The conference, which will be held in the Danish capital in December, has been billed as a ‘now or never’ event and that the world has no ‘plan B’. This is not the case, Lars-Erik Liljelund, Reinfeldt’s climate advisor, has claimed.
“If there is no agreement in Copenhagen, then it will happen next year, probably in Bonn,” Liljelund says.
Most of those involved in the process leading up to the conference which opens on December 7th realize that a binding agreement is unlikely.
Already back in August Fredrik Reinfeldt, for whom the conference is a culmination of Sweden’s period as Chair of the EU, conceded that the two degree global temperature target was in jeopardy.
Reinfeldt expressed confidence however that a deal would be struck but conceded that much of the ambition from 2006 has been lost and that the distances between world leaders are too great to agree to anything resembling a new Kyoto.
The EU meanwhile has been busy billing the conference as a crossroads for the world’s nations to tackle the climate change issue.
Liljelund’s comments take in this context indicate therefore a further easing of expectations on the outcome of the conference.

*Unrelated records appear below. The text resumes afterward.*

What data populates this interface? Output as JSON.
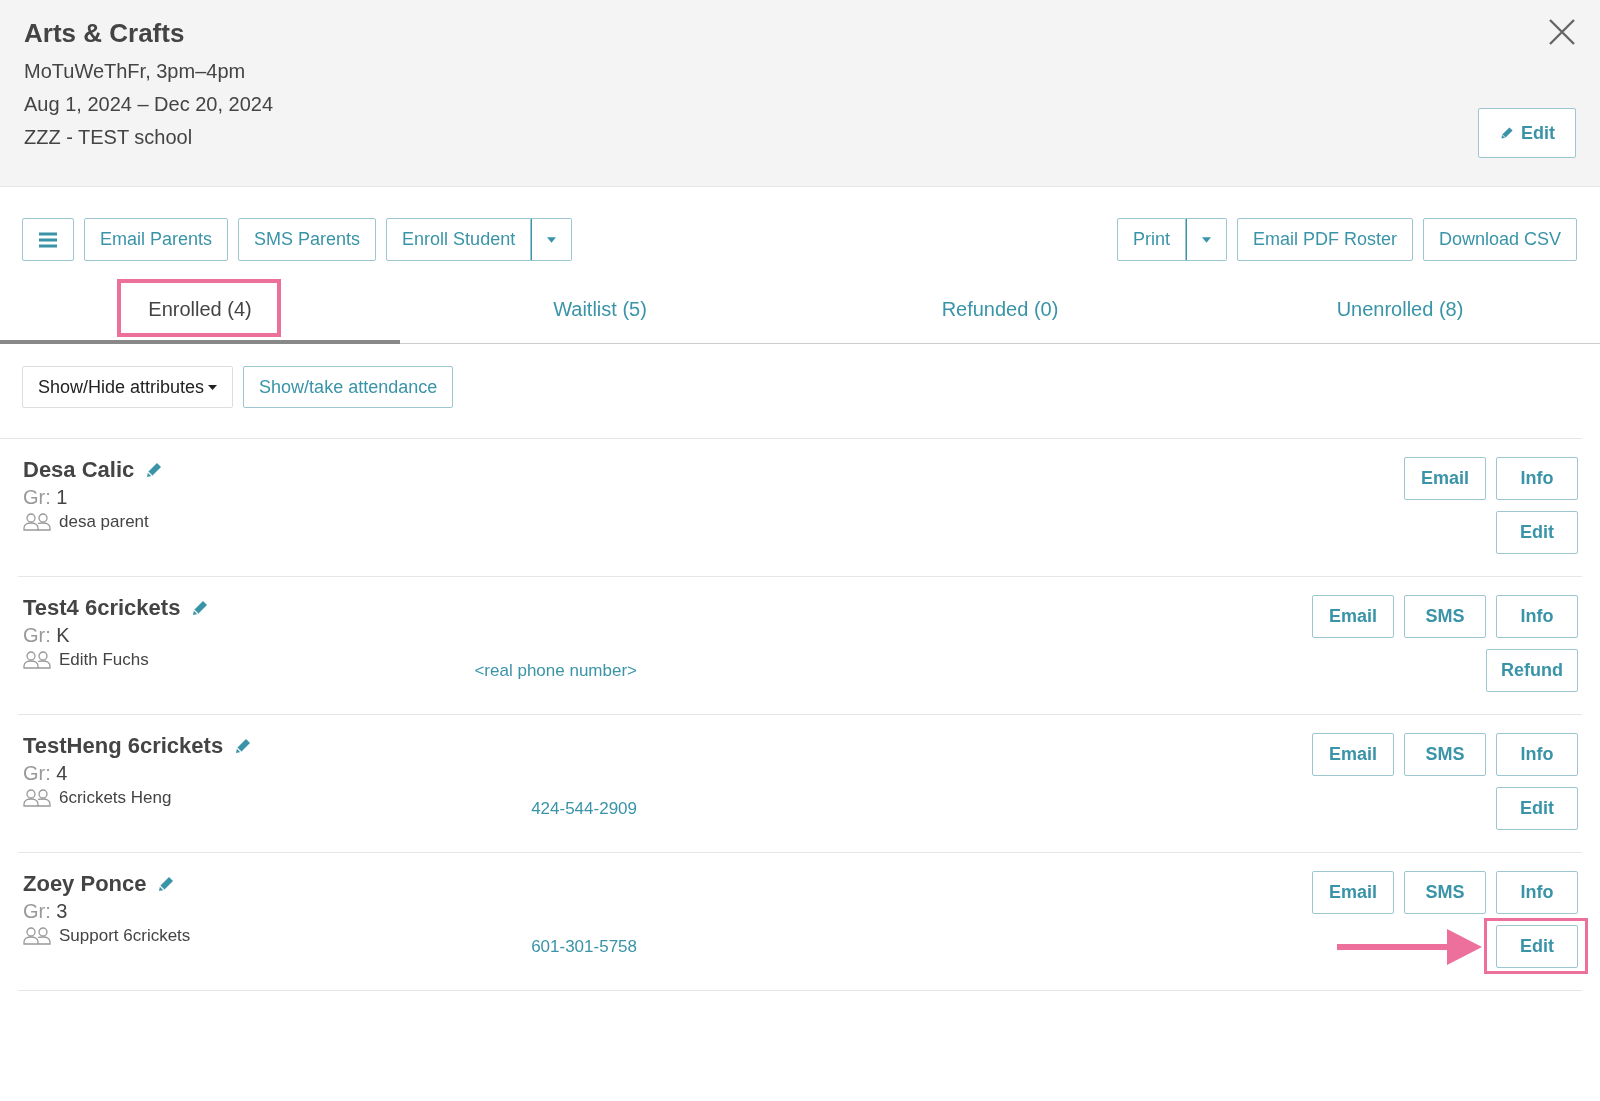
{
  "header": {
    "title": "Arts & Crafts",
    "lines": [
      "MoTuWeThFr, 3pm–4pm",
      "Aug 1, 2024 – Dec 20, 2024",
      "ZZZ - TEST school"
    ],
    "edit_button": "Edit"
  },
  "toolbar": {
    "left": [
      {
        "kind": "menu"
      },
      {
        "kind": "button",
        "label": "Email Parents"
      },
      {
        "kind": "button",
        "label": "SMS Parents"
      },
      {
        "kind": "split",
        "label": "Enroll Student"
      }
    ],
    "right": [
      {
        "kind": "split",
        "label": "Print"
      },
      {
        "kind": "button",
        "label": "Email PDF Roster"
      },
      {
        "kind": "button",
        "label": "Download CSV"
      }
    ]
  },
  "tabs": [
    {
      "label": "Enrolled (4)",
      "selected": true,
      "annotated": true
    },
    {
      "label": "Waitlist (5)",
      "selected": false,
      "annotated": false
    },
    {
      "label": "Refunded (0)",
      "selected": false,
      "annotated": false
    },
    {
      "label": "Unenrolled (8)",
      "selected": false,
      "annotated": false
    }
  ],
  "filters": [
    {
      "kind": "dropdown",
      "label": "Show/Hide attributes"
    },
    {
      "kind": "button",
      "label": "Show/take attendance"
    }
  ],
  "students": [
    {
      "name": "Desa Calic",
      "grade_label": "Gr:",
      "grade": "1",
      "parent": "desa parent",
      "actions": [
        [
          {
            "label": "Email",
            "annotated": false
          },
          {
            "label": "Info",
            "annotated": false
          }
        ],
        [
          {
            "label": "Edit",
            "annotated": false
          }
        ]
      ]
    },
    {
      "name": "Test4 6crickets",
      "grade_label": "Gr:",
      "grade": "K",
      "parent": "Edith Fuchs",
      "phone": "<real phone number>",
      "actions": [
        [
          {
            "label": "Email",
            "annotated": false
          },
          {
            "label": "SMS",
            "annotated": false
          },
          {
            "label": "Info",
            "annotated": false
          }
        ],
        [
          {
            "label": "Refund",
            "annotated": false
          }
        ]
      ]
    },
    {
      "name": "TestHeng 6crickets",
      "grade_label": "Gr:",
      "grade": "4",
      "parent": "6crickets Heng",
      "phone": "424-544-2909",
      "actions": [
        [
          {
            "label": "Email",
            "annotated": false
          },
          {
            "label": "SMS",
            "annotated": false
          },
          {
            "label": "Info",
            "annotated": false
          }
        ],
        [
          {
            "label": "Edit",
            "annotated": false
          }
        ]
      ]
    },
    {
      "name": "Zoey Ponce",
      "grade_label": "Gr:",
      "grade": "3",
      "parent": "Support 6crickets",
      "phone": "601-301-5758",
      "actions": [
        [
          {
            "label": "Email",
            "annotated": false
          },
          {
            "label": "SMS",
            "annotated": false
          },
          {
            "label": "Info",
            "annotated": false
          }
        ],
        [
          {
            "label": "Edit",
            "annotated": true
          }
        ]
      ]
    }
  ]
}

He argues that Copenhagen should be seen more as a launch pad for continued efforts and negotiations.
“It was a little unwise to describe the Copenhagen meeting as a more important meeting that it in fact is,” Lars-Erik Liljelund argues.
He does not however see this as an insurmountable problem.
The negotiations are set to continue next year; two meetings are also scheduled – one in Bonn in the summer, and one in Mexico in December.